Diabetic Retinopathy: Can the optomotor reflex be used to study diabetic retinopathy?
NaIO3: With high doses of systemically injected NaIO3 (sodium iodite), most photoreceptors are dead, but one can sometimes see OMR visual acuity to drop by only half. Why?
The exact relationship between the physical and functional damage on the cellular and tissue level, and the corresponding effect on the optomotor reflex, needs to be established for each disease model individually. In case of NaIO3, the primary target is the retinal pigment epithelium with secondary photoreceptor death. This process does not only have a temporal component (when do I expect to see effects?) but also a spatial component. For systemic injection of NaIO3, the damage proceeds radially, it starts in the central retina and quickly also engulfs the peripheral retina.
The biology of the optomotor reflex is such that it is preserved quite robustly when there is sufficiently functional retina remaining in the periphery. The morphology of the retina can show severe damage in the center and mid-periphery, to an extent that absolutely no vision is possible anymore. In the far periphery, however, enough function can be preserved for some time to trigger the optomotor reflex when the stimulus is sufficiently easy (here: 50% easier than normal visual acuity). This phenomenon is similar to the observations with the model of local retinal laser damage where one needs a certain amount of damage to the retina before one can see a significant impact on the optomotor reflex.
NaIO3: Is the sodium iodite model a model for dry AMD?

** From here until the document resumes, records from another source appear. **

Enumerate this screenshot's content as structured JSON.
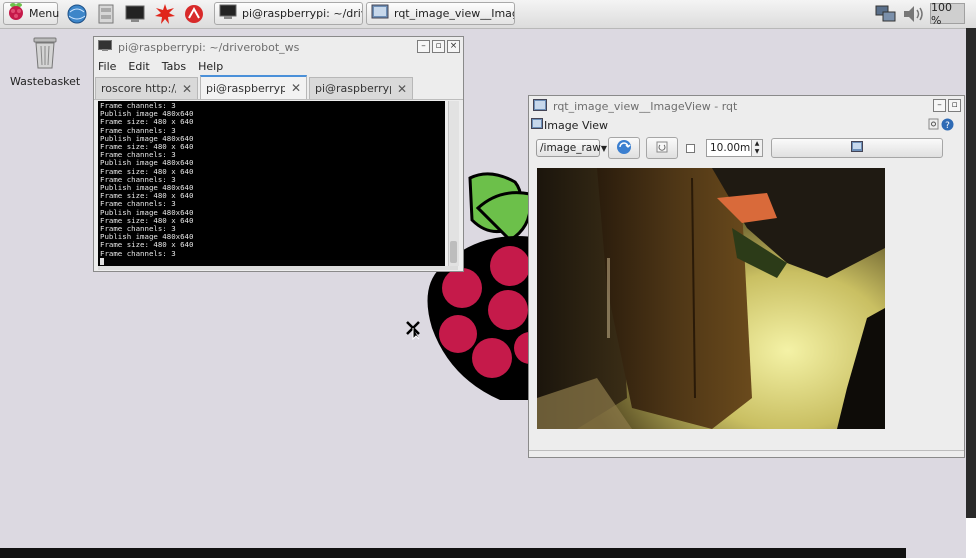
{
  "taskbar": {
    "menu_label": "Menu",
    "launchers": [
      "web-browser-icon",
      "file-manager-icon",
      "terminal-icon",
      "mathematica-icon",
      "wolfram-icon"
    ],
    "tasks": [
      {
        "label": "pi@raspberrypi: ~/drivero…",
        "icon": "terminal-icon"
      },
      {
        "label": "rqt_image_view__ImageVi…",
        "icon": "image-window-icon"
      }
    ],
    "cpu_label": "100 %"
  },
  "desktop": {
    "wastebasket_label": "Wastebasket"
  },
  "terminal": {
    "title": "pi@raspberrypi: ~/driverobot_ws",
    "menu": [
      "File",
      "Edit",
      "Tabs",
      "Help"
    ],
    "tabs": [
      {
        "label": "roscore http://ra…",
        "active": false
      },
      {
        "label": "pi@raspberrypi: …",
        "active": true
      },
      {
        "label": "pi@raspberrypi: …",
        "active": false
      }
    ],
    "lines": [
      "Frame channels: 3",
      "Publish image 480x640",
      "Frame size: 480 x 640",
      "Frame channels: 3",
      "Publish image 480x640",
      "Frame size: 480 x 640",
      "Frame channels: 3",
      "Publish image 480x640",
      "Frame size: 480 x 640",
      "Frame channels: 3",
      "Publish image 480x640",
      "Frame size: 480 x 640",
      "Frame channels: 3",
      "Publish image 480x640",
      "Frame size: 480 x 640",
      "Frame channels: 3",
      "Publish image 480x640",
      "Frame size: 480 x 640",
      "Frame channels: 3"
    ]
  },
  "rqt": {
    "title": "rqt_image_view__ImageView - rqt",
    "dock_title": "Image View",
    "topic": "/image_raw",
    "timeout": "10.00m",
    "colors": {
      "accent": "#4a90d9",
      "raspberry": "#c51a4a",
      "leaf": "#6cc04a"
    }
  }
}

No, but it mimics some characteristics of the disease including apoptosis of the photoreceptors after degenerating RPE cells and functional as well as morphological changes.